Photo: Google MapsDenim sucks — at least, environmentally speaking. If there’s any doubt in your mind, check out the image to the right. New York Times writer Tom Zeller Jr. found the Google Maps photo of Xintang, China, the No. 1 denim producer in the world. That dark blue stuff? That’s dye from the jean-making process flowing into a river. Not feeling guilty yet? As Jess Zimmerman wrote last month, a single pair of jeans drinks up over 180 office water coolers’ worth of H20, between cotton production, jean manufacture, and laundry. Ugh.
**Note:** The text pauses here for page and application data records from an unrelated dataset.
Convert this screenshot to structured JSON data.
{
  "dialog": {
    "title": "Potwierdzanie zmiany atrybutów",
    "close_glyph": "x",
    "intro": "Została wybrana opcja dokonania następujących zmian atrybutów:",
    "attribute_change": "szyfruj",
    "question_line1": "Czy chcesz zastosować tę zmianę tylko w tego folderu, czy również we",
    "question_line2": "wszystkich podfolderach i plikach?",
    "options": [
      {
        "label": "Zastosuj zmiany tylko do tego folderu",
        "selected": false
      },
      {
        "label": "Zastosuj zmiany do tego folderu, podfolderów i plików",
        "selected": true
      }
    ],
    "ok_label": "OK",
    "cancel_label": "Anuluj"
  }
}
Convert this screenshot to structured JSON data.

Even if you aren’t feeling blue about your jeans, 30 public-minded businesses and organizations are. From H&M and Wal-Mart to the EPA, this group — called the Sustainable Apparel Coalition — wants to slap every last T-shirt, sock, and unitard with a number indicating how green it is.
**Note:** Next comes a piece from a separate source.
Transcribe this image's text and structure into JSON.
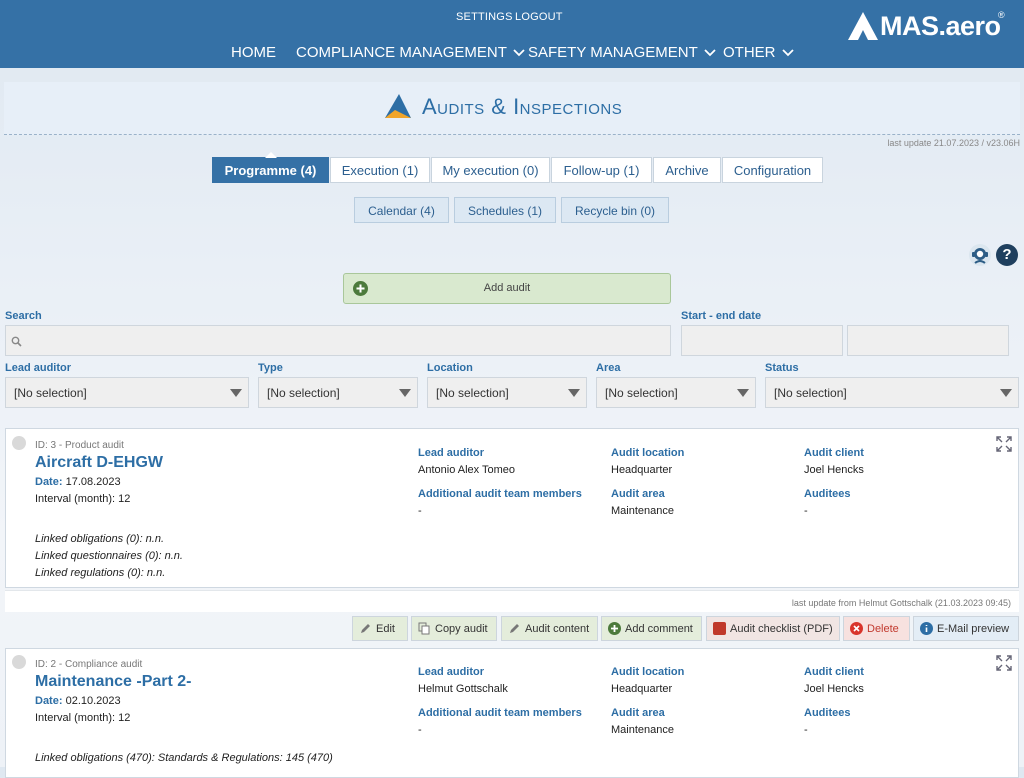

It would be a comprehensive score: Each item of clothing would be evaluated on a number of factors (like water use, energy efficiency, and labor practices) for each step of its creation (including cotton growth, dye, and packaging).
But it will be tricky: Giving each garment a score will be a hefty task. “[T]he various pieces and parts of any single garment … often come from such a diverse multinational chain of fabric mills, dye operations, and assembly plants that quantifying the environmental impact of a single item is nearly impossible,” says the Times.
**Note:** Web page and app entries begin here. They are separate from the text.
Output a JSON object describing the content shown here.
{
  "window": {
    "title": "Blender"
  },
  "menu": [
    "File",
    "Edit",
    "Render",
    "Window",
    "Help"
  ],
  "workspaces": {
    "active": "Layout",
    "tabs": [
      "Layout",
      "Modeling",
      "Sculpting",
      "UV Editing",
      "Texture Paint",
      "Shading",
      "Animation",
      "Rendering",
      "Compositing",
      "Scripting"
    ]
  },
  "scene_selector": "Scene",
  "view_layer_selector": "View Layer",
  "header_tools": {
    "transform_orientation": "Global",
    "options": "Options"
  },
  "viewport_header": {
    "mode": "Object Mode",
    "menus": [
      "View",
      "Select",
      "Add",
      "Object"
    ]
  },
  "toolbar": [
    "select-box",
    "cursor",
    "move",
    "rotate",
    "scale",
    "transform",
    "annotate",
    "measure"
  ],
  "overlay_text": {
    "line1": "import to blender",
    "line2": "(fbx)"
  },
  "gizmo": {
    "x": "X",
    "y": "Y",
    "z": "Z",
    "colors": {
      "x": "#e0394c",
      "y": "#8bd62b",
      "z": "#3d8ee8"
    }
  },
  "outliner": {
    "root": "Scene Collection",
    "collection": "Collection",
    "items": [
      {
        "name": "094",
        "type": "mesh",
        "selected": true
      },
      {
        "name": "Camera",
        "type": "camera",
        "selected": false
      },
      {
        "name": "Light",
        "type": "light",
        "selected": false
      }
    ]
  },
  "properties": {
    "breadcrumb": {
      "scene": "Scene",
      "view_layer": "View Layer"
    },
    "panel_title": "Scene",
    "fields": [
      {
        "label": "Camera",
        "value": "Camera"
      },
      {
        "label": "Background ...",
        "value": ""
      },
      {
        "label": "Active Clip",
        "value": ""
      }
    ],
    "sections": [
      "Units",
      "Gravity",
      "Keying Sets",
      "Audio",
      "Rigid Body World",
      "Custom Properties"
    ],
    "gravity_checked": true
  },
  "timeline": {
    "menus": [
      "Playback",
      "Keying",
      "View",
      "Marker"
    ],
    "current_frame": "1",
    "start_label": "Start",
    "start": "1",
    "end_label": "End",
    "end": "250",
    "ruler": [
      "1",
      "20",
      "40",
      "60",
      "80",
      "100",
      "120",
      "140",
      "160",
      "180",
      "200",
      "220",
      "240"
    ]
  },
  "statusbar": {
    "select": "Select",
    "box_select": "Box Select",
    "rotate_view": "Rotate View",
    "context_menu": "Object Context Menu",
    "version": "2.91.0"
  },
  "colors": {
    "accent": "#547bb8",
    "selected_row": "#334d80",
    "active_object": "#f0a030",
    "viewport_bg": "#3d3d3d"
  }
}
Help for designers too: In addition to a consumer-facing number, the short-term goal is a database tool to help designers make greener choices. “A clothing company designer could then use the tool to select materials and suppliers, computing an overall sustainability score based on industry standards,” says the Times. Designers could use the tool to fiddle with designs until clothes were green enough for their company’s standards.
Maybe not anytime soon: The Sustainable Apparel Coalition “plans to focus, at least in the short term, on the supply chain tool, [so] consumers might not see a sustainability label in stores for some time.” Translation: It’ll be a while before someone in the dressing room asks, “Does this make my carbon footprint look fat?”